My colleagues and I have been warning about the Department of Defense’s (DoD’s) looming enforcement of DFARS clause 252.204-7012 for a while now, as many Tripwire customers handle government CUI.
Inevitably, we are asked how long we think it will be until enforcement takes place. Our response is that enforcement will take place when compliance oversight is driven from the top down.
Based on DoD’s May 23rd announcement, that’s exactly what’s happening. The good news is that the initial solution appears to be palatable.
In January of this year, Under Secretary for Defense Ellen M. Lord communicated her intent to audit the DoD supply chain for compliance to DFARS clause 252.204-7012.
Later that month, during a hearing of the Senate Armed Services Committee, DoD CIO Dana Deasy suggested that compliance enforcement would be modeled after industry and could include a combination of validating certification of supplier systems, helping subcontractors strengthen their cyber hygiene and applying AI to identify areas of the greatest vulnerability.
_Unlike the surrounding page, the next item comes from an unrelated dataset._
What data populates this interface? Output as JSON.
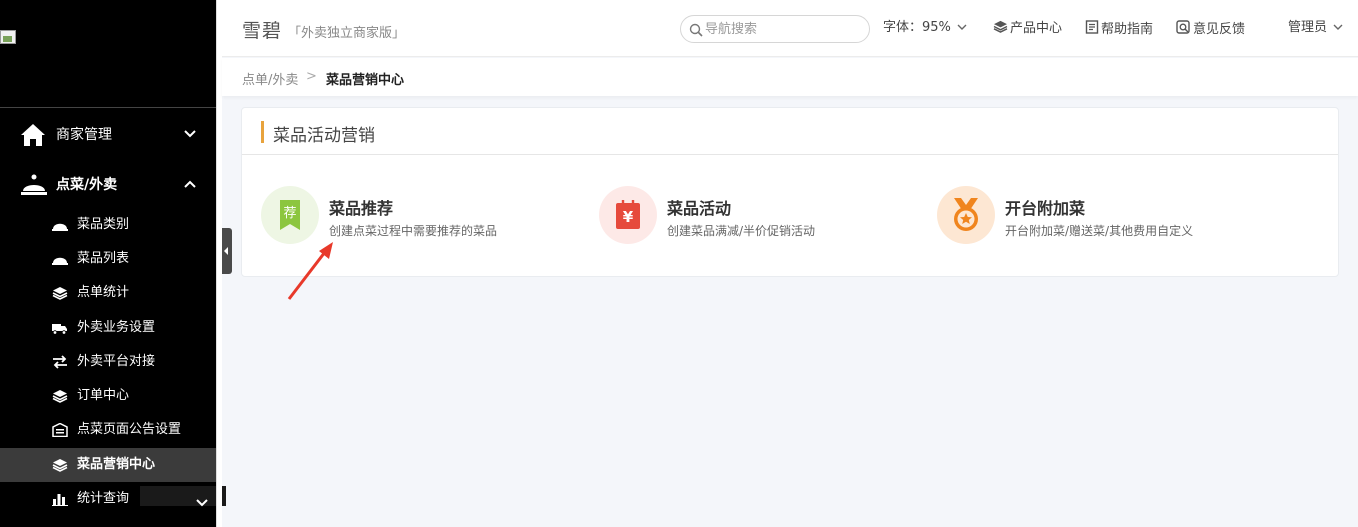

Last month’s announcement of the Cyber Security Maturity Model Certification (CMMC) is the result.
What makes this so interesting (and hopeful) for those of us at Tripwire is that, with the CMMC, DoD appears to be addressing our customers’ core compliance pain points:
- Varying standards – It’s not always easy to read and/or interpret the DFARS standards. Under the new CMMC compliance, there will be ONE unified DoD cybersecurity standard that combines NIST SP 800-171, NIST SP 800-53, AIA MAS 9933, FIPS and others. In other words—one standard, one maturity model.
- Varying levels of security – CMMC requirements will not be “all or nothing.” There will be a range of CMMC compliance. RFPs will reflect what level is needed by DoD for each contract.
- Affordability – Security will now be an allowable cost on DoD contracts.
- Supply chain verification – CMMC third-party certifiers will have the tools able to conduct audits and collect metrics and risk management information for the entire supply chain.
The CMMC appears to be a strategic and well-thought-out solution to prioritizing DFARS enforcement, while at the same time, helping small businesses improve cyber hygiene and slowing the progress of those adversaries responsible for $600B of the government’s IT and R&D losses.
A bite-sized approach to compliance will give our customers hope that they can in fact comply and continue winning the government’s business.
In the meantime, we will be awaiting DoD’s release of CMMC’s first draft this June and will be providing our feedback as requested by the Office of the Assistant Secretary of Defense for Acquisition for Cyber across A&S.